(Records from a dataset)
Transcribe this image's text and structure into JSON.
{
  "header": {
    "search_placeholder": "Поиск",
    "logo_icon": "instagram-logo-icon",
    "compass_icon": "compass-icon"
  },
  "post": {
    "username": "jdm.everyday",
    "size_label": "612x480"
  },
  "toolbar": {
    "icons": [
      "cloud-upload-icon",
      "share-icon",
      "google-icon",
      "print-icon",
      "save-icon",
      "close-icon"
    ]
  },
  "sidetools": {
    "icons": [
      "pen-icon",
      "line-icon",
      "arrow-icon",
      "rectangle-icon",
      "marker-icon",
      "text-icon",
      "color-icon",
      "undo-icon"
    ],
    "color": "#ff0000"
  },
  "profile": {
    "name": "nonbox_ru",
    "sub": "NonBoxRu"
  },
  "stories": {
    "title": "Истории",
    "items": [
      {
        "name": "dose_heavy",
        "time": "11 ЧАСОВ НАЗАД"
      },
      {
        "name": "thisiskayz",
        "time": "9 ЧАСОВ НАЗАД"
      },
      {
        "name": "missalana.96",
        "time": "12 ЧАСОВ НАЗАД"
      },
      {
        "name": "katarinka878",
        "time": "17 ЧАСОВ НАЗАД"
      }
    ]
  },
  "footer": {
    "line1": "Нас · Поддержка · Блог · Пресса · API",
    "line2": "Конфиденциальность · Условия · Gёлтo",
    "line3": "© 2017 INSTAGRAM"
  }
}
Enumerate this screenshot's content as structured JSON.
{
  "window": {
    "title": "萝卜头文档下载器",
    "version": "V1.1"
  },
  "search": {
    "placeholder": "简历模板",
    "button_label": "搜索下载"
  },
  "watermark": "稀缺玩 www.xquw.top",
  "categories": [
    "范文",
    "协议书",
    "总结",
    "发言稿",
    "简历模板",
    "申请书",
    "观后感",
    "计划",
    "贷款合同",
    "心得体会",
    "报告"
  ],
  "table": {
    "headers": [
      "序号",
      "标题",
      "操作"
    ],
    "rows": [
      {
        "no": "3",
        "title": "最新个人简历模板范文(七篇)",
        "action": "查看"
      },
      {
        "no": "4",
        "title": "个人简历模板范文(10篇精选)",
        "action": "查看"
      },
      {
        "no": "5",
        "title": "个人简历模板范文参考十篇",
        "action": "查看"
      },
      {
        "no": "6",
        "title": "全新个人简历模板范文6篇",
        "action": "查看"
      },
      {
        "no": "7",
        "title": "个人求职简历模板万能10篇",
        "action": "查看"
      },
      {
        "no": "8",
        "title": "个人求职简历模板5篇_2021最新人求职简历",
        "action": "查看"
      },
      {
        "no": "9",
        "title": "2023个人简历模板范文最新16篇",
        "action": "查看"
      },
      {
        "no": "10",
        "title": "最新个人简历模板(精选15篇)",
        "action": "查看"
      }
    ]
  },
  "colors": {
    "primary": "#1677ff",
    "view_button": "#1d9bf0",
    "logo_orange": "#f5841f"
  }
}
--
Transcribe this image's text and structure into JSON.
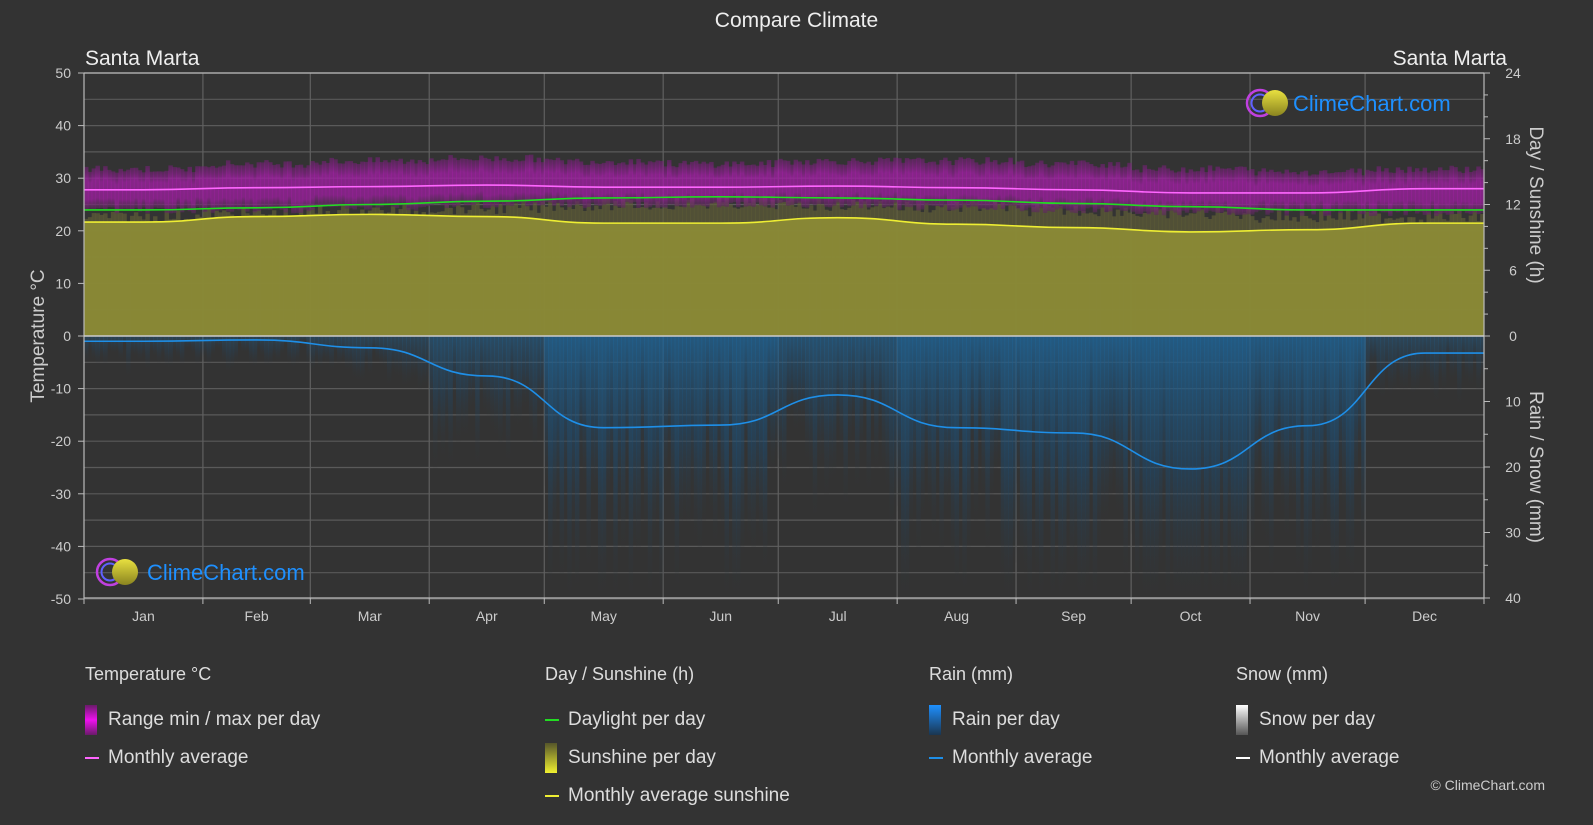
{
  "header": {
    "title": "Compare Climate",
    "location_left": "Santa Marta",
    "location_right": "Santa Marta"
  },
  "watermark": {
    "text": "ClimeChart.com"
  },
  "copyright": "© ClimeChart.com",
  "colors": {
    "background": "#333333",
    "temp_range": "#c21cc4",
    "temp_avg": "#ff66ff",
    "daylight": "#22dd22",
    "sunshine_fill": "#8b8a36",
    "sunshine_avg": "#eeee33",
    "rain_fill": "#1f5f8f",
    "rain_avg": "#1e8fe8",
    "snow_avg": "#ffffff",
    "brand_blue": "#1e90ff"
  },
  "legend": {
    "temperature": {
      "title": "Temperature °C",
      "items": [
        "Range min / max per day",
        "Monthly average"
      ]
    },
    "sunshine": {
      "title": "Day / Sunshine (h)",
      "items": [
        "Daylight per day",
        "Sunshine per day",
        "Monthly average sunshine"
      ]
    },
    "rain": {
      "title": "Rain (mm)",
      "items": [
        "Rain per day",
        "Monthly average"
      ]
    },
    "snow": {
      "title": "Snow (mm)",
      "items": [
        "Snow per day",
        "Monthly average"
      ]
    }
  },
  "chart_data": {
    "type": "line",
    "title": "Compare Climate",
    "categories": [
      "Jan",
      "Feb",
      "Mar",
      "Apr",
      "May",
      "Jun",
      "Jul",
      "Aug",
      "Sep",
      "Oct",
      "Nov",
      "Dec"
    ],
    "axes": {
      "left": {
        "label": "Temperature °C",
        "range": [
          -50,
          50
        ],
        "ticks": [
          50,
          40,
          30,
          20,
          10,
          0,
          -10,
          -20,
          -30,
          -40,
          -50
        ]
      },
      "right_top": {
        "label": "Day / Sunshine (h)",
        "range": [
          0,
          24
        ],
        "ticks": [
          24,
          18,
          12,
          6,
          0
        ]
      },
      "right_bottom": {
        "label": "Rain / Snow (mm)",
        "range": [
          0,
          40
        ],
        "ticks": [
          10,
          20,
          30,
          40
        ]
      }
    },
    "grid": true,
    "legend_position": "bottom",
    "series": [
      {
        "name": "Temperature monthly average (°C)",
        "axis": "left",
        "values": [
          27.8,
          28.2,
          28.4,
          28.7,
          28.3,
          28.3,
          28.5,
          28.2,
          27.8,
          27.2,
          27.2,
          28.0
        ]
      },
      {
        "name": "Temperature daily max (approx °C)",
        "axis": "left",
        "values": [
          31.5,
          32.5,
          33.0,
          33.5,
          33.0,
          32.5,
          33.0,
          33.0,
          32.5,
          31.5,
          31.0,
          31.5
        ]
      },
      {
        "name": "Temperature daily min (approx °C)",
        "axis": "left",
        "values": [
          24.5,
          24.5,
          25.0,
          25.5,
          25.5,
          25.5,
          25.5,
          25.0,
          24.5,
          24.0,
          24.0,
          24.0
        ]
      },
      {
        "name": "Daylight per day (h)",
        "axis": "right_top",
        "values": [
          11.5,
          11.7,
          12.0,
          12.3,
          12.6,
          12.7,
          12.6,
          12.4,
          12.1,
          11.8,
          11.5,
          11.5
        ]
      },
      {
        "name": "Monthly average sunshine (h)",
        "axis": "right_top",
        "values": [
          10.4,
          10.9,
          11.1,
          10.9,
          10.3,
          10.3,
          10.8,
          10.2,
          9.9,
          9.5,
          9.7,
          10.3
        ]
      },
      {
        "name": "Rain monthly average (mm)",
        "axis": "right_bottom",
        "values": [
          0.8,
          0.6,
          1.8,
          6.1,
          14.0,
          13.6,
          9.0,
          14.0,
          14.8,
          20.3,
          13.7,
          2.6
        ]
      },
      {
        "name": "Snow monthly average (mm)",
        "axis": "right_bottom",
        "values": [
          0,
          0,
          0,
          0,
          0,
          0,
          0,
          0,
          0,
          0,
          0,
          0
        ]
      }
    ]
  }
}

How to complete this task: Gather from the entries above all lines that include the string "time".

Response for this exercise:
        "time": "11 ЧАСОВ НАЗАД"
        "time": "9 ЧАСОВ НАЗАД"
        "time": "12 ЧАСОВ НАЗАД"
        "time": "17 ЧАСОВ НАЗАД"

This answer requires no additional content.